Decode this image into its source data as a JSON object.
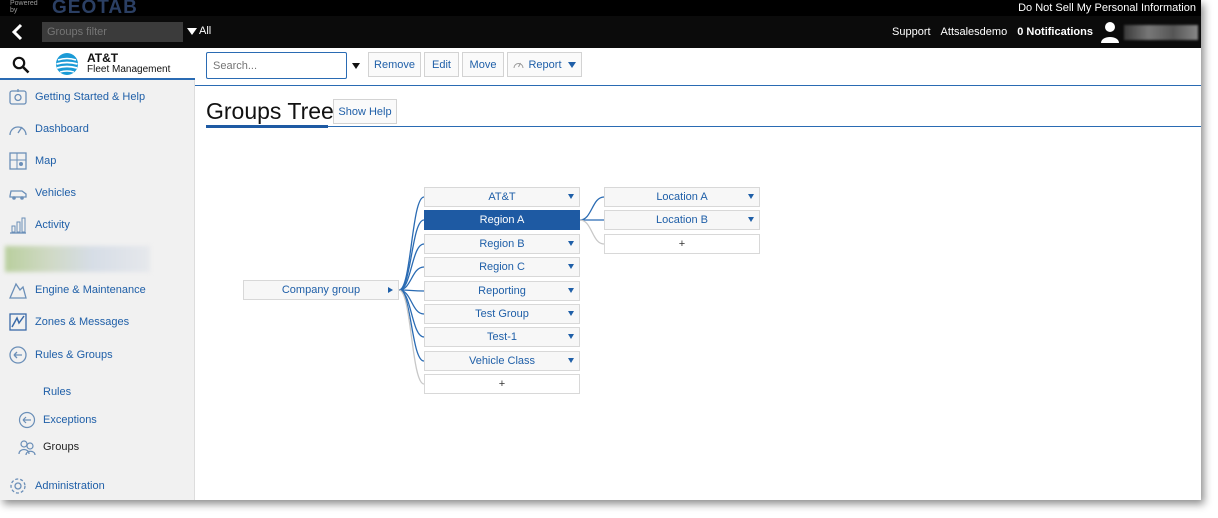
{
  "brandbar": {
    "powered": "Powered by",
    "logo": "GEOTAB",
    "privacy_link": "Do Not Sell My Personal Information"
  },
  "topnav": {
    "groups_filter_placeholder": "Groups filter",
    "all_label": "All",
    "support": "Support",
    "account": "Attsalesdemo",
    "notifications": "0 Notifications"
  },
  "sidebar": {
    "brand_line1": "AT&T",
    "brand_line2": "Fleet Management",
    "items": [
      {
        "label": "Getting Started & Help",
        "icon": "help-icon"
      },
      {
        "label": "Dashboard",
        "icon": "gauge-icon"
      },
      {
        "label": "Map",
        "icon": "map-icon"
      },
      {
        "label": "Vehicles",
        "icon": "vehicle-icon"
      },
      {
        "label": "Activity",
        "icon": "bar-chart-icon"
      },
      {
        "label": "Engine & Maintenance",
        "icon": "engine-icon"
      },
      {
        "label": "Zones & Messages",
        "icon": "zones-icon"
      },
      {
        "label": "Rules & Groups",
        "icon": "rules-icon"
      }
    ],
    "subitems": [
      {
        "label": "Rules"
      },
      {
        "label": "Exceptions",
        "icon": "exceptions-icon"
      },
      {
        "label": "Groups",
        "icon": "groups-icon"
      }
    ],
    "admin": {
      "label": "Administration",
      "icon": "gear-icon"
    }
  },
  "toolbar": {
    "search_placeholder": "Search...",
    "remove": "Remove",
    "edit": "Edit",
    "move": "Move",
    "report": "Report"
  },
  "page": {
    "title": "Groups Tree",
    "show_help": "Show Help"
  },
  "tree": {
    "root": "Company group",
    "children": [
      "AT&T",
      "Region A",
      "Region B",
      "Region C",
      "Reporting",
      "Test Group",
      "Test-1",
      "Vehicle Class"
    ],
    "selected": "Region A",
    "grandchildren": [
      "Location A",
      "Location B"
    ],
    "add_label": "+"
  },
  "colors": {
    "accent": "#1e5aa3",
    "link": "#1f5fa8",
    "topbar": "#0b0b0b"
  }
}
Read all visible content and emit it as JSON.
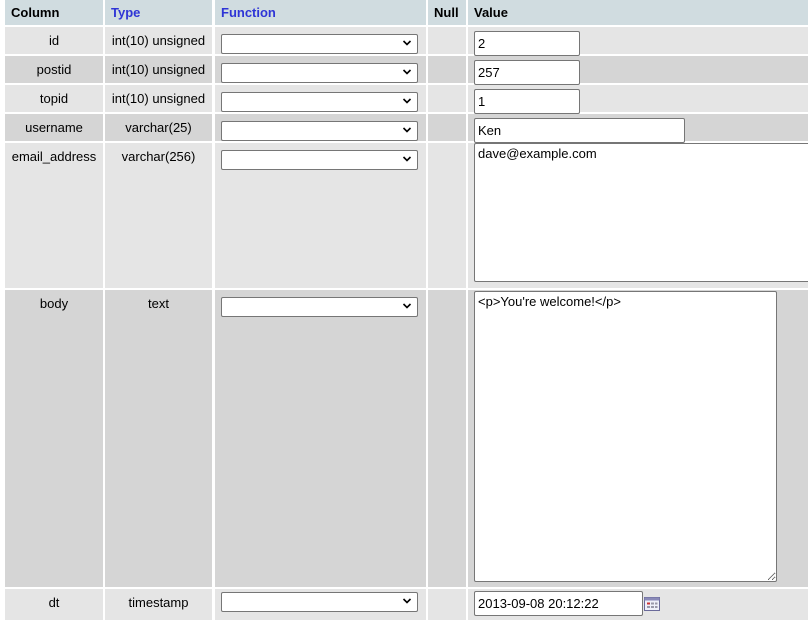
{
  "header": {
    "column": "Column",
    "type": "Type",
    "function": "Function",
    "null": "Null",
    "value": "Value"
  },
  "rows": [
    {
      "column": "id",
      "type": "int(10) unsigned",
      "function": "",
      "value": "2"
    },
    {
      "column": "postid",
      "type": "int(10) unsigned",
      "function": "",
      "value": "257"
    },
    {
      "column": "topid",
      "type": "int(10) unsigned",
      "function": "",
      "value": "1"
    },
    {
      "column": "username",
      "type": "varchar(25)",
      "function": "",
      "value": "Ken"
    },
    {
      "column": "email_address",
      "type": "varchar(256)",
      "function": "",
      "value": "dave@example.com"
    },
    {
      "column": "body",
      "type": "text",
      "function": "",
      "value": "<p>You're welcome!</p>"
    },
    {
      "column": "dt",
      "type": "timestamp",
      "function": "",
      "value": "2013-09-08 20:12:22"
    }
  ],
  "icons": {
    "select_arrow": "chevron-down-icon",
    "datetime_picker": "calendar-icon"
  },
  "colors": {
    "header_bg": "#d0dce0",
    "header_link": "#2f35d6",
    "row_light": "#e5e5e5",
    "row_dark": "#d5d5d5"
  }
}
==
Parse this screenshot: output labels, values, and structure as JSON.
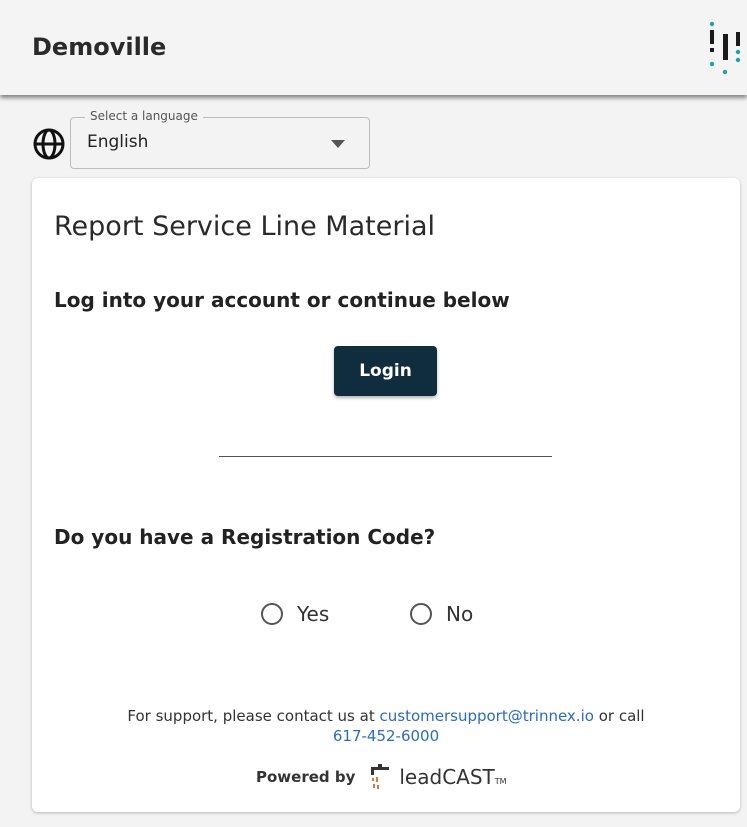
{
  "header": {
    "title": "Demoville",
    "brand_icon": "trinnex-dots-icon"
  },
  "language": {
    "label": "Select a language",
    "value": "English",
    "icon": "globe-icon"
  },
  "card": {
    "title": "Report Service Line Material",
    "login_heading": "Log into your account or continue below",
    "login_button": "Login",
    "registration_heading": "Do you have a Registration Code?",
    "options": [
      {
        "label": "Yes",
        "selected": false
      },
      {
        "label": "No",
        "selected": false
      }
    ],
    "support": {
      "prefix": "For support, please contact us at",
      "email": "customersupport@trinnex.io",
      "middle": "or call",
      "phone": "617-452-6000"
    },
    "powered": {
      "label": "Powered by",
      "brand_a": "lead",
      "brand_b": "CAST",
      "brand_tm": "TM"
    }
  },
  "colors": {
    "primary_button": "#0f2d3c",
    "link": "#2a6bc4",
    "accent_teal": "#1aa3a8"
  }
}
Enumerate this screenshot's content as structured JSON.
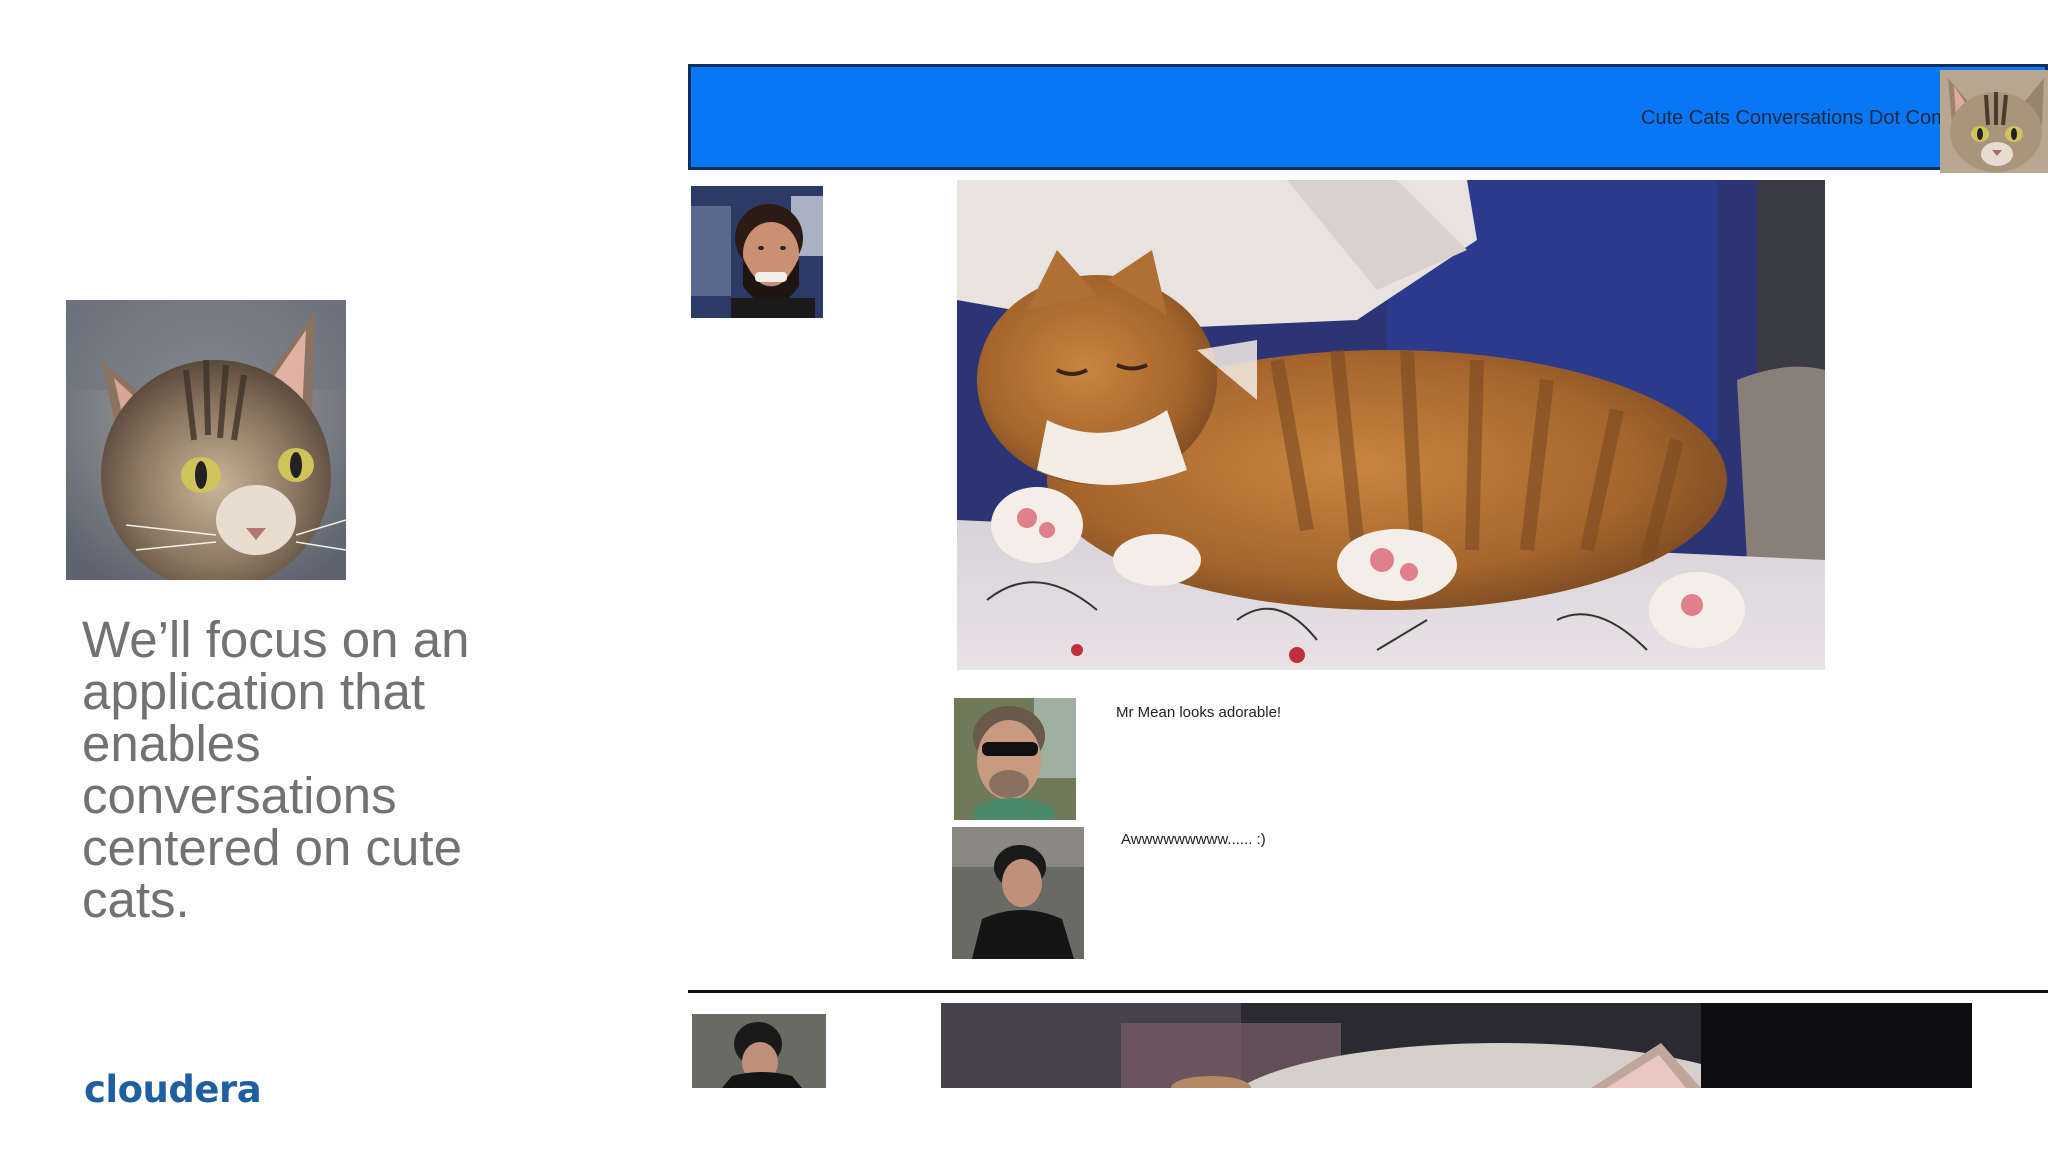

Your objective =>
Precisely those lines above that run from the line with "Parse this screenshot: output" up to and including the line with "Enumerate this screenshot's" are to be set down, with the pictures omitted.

Response box =>
Parse this screenshot: output labels, values, and structure as JSON.
{
  "header": {
    "title": "Demoville",
    "brand_icon": "trinnex-dots-icon"
  },
  "language": {
    "label": "Select a language",
    "value": "English",
    "icon": "globe-icon"
  },
  "card": {
    "title": "Report Service Line Material",
    "login_heading": "Log into your account or continue below",
    "login_button": "Login",
    "registration_heading": "Do you have a Registration Code?",
    "options": [
      {
        "label": "Yes",
        "selected": false
      },
      {
        "label": "No",
        "selected": false
      }
    ],
    "support": {
      "prefix": "For support, please contact us at",
      "email": "customersupport@trinnex.io",
      "middle": "or call",
      "phone": "617-452-6000"
    },
    "powered": {
      "label": "Powered by",
      "brand_a": "lead",
      "brand_b": "CAST",
      "brand_tm": "TM"
    }
  },
  "colors": {
    "primary_button": "#0f2d3c",
    "link": "#2a6bc4",
    "accent_teal": "#1aa3a8"
  }
}
Enumerate this screenshot's content as structured JSON.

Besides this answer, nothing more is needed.